Catholic U. bids adieu to a second basketball starter because of the university's decision to phase out of NCAA Division I down to III, and he's George Washington's gain. He's 6-7 forward Mike Neville, Cardinals' leading scorer past season (13.5) and No. 3 rebounder (5.4). As a transfer he must sit out a year before using the two years of eligibility he has left. . . Another belt in the breadbasket of the CU athletic program: the student government's vote not to fund varsity football after this year. Athletic Director Jack Kvancz says his department can't afford to pick up the cost, so unless the 1980-81 student governemt reverses the action, it's back to club football or none -- and Coach Joe Pascale and staff have had something really good going.
The NBA governors, at their meeting in Coronado, Calif., have unanimously approved Cleveland advertising executive Ted Stepien's purchase of controlling interest in the Cavaliers. "I'll be the power behind this team, the Bill Veeck, the Paul Brown, the George Steinbrenner," he says, invoking a lot of strong old Cleveland names. And to make sure there's no mistake about it, Stepien is bringing the old basketball muscleman, Bill Musselman, into the organization, probably as player personnel director. . .

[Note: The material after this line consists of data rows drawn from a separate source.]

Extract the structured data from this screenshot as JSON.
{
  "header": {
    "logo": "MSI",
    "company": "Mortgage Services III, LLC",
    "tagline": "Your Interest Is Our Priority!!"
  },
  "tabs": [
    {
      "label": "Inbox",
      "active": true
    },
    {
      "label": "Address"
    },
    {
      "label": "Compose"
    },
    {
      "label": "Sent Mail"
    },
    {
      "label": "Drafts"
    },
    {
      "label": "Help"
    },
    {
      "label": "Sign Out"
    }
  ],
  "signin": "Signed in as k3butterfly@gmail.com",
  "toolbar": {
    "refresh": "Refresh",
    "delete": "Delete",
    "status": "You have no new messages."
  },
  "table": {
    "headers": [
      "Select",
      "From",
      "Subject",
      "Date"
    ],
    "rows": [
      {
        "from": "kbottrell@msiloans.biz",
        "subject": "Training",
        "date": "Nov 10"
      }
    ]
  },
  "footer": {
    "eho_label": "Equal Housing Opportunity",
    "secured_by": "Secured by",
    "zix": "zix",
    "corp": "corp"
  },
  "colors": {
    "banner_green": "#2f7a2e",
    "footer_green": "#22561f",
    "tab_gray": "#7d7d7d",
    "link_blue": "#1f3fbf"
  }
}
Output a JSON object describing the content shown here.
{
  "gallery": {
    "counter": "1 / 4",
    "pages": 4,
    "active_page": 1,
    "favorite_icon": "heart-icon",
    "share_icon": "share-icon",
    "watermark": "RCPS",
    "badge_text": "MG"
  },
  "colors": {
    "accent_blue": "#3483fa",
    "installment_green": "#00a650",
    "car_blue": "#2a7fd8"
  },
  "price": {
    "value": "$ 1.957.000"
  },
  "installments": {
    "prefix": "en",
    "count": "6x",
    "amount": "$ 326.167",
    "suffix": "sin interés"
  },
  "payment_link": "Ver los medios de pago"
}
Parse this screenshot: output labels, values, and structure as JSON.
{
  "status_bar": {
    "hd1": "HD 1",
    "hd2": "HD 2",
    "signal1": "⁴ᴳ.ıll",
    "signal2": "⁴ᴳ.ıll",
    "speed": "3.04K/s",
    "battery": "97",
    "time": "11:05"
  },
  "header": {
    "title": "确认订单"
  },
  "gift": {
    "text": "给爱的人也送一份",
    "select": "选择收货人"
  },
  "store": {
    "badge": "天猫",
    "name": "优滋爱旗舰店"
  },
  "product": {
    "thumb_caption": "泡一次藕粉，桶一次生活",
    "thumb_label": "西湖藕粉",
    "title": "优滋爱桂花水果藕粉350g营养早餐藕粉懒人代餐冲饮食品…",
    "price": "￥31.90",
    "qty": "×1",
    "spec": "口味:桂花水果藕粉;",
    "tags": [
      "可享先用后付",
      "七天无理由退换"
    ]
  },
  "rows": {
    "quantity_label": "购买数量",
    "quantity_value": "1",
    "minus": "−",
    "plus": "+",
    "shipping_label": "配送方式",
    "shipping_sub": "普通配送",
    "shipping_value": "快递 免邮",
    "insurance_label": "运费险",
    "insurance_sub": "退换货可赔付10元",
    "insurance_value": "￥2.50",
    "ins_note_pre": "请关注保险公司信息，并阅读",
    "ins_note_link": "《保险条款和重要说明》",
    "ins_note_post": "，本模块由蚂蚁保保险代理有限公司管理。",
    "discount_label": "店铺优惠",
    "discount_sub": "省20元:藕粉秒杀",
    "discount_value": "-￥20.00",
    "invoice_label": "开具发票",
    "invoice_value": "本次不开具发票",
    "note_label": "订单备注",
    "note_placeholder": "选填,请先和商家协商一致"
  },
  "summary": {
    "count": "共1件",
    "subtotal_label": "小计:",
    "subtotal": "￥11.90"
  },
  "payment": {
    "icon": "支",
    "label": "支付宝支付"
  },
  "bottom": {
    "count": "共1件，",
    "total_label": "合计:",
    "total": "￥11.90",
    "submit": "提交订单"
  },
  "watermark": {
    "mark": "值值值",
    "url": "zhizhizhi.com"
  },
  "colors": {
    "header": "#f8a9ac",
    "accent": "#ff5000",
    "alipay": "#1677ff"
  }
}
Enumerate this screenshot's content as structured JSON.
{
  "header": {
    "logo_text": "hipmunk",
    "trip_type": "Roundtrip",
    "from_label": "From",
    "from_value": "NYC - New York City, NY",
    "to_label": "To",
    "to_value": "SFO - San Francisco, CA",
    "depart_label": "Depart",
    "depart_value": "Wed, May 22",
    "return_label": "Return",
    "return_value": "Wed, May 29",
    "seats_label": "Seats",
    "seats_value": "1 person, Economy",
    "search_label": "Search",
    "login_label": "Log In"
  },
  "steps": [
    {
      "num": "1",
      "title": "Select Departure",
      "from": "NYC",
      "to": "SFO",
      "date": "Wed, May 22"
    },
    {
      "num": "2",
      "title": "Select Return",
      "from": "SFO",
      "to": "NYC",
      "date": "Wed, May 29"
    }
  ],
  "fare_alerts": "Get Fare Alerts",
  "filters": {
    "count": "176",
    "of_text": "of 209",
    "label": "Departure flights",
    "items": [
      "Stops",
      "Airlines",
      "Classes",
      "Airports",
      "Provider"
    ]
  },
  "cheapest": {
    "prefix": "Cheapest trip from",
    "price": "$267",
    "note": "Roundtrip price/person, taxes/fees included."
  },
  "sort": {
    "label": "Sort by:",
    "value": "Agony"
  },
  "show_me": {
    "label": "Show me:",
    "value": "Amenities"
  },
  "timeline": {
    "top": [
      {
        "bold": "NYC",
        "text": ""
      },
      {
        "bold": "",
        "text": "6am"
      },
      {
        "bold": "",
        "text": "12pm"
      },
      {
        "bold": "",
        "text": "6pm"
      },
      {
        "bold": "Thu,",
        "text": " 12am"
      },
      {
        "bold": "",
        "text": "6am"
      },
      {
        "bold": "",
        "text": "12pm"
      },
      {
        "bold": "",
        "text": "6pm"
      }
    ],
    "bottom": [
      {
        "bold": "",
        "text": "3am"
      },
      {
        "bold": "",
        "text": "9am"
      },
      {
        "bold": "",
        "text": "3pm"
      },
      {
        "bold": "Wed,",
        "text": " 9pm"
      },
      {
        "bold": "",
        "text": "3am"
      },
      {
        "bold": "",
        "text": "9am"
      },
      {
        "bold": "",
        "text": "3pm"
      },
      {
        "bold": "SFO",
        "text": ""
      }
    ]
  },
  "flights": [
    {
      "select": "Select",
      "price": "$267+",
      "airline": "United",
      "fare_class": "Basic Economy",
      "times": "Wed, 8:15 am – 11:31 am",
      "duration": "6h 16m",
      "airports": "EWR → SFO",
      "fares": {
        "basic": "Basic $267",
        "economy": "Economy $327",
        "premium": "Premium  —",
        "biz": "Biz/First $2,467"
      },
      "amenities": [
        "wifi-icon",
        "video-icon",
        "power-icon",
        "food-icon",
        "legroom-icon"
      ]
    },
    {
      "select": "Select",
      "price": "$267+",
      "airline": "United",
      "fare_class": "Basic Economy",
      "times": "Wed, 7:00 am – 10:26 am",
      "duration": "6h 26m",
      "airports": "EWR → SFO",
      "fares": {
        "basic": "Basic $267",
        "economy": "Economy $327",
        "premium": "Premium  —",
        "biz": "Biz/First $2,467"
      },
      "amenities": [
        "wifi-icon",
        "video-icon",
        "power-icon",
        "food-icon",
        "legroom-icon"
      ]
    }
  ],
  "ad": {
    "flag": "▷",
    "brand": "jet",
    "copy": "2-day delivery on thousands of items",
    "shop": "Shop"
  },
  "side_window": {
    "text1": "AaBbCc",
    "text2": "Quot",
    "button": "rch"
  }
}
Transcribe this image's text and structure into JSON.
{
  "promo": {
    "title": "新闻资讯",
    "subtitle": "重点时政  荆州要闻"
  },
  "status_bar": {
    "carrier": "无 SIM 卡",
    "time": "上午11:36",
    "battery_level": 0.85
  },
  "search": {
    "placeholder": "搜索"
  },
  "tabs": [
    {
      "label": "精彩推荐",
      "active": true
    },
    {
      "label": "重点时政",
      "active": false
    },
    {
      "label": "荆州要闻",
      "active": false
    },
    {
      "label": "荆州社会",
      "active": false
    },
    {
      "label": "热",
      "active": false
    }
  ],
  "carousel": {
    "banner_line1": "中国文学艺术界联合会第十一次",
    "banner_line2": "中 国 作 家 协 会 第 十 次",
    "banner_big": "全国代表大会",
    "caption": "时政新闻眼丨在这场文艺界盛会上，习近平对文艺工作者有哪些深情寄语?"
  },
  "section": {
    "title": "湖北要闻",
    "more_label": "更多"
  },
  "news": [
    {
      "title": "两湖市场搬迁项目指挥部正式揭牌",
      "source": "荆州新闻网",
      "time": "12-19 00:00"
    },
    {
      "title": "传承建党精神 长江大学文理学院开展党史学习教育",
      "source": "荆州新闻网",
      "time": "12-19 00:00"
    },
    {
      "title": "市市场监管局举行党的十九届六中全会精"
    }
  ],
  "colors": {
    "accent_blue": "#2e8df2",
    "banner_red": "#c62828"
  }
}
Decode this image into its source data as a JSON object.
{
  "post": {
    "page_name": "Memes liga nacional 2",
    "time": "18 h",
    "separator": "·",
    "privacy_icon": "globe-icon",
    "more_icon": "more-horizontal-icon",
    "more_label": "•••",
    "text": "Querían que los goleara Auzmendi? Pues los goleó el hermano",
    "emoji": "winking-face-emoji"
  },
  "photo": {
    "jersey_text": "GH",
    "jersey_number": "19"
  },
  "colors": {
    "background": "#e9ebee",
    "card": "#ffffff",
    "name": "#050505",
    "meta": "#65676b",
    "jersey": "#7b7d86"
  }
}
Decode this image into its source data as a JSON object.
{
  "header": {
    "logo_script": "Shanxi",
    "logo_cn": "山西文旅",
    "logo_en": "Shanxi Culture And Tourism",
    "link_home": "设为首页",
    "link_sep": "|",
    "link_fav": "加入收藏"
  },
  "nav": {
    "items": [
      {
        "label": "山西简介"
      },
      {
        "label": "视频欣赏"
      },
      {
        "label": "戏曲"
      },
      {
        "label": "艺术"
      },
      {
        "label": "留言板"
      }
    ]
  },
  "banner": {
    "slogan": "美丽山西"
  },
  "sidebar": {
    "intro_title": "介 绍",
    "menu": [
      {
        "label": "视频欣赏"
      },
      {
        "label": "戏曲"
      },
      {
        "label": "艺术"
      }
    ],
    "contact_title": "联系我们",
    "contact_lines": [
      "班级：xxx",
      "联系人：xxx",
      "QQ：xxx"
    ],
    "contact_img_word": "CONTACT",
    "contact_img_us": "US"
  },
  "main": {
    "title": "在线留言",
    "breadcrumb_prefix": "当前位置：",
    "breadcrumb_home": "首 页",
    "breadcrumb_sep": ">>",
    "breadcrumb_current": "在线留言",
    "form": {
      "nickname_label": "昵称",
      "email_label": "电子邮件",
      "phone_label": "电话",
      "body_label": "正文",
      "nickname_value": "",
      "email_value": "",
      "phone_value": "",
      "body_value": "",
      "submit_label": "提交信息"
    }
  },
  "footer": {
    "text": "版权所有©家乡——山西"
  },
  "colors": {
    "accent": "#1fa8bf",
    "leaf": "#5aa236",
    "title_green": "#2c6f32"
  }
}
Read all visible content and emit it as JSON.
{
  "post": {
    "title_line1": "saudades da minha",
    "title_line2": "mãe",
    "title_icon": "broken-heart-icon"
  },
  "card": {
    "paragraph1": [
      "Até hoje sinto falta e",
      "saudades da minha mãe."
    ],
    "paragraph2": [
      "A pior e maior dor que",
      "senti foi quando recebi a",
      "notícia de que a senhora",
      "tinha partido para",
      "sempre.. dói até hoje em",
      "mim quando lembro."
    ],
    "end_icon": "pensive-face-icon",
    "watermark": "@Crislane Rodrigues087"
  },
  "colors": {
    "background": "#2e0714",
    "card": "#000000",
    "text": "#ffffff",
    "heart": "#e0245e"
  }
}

"Dream's Bubble Bursts," said the headline over FanFare of May 24, 1979, after Grand Canyon College's top-ranked NAIA baseball team was withdrawn by the Southern Baptist school's adminstration from a berth in the national tournament. The squad had been photographed celebrating victory in a rregional elimination by pouring (but, they insisted, not drinking) champagne. That violated a rule against having alcohol beverages on campus, and it was goodbye trip to Nashville for Grand Canyon's Antelopes from Phoenix for the finals (host school David Lipscomb, selected to fill the gap, proceeded to win it all). Pitching ace Jim Gerlach of Grand Canyon said at the time, "I don't think it's fair to kick 20 ballplayers out of a dream . . . No way I'm coming back to play here next year."
Time heals -- June 2, 1980: Grand Canyon, trailing 4-1 on four unearned runs, rallies to beat Lewis U. in 10 innings, 5-4, for the NAIA World Series championship. Winning, route-going pitcher: Jim Gerlach.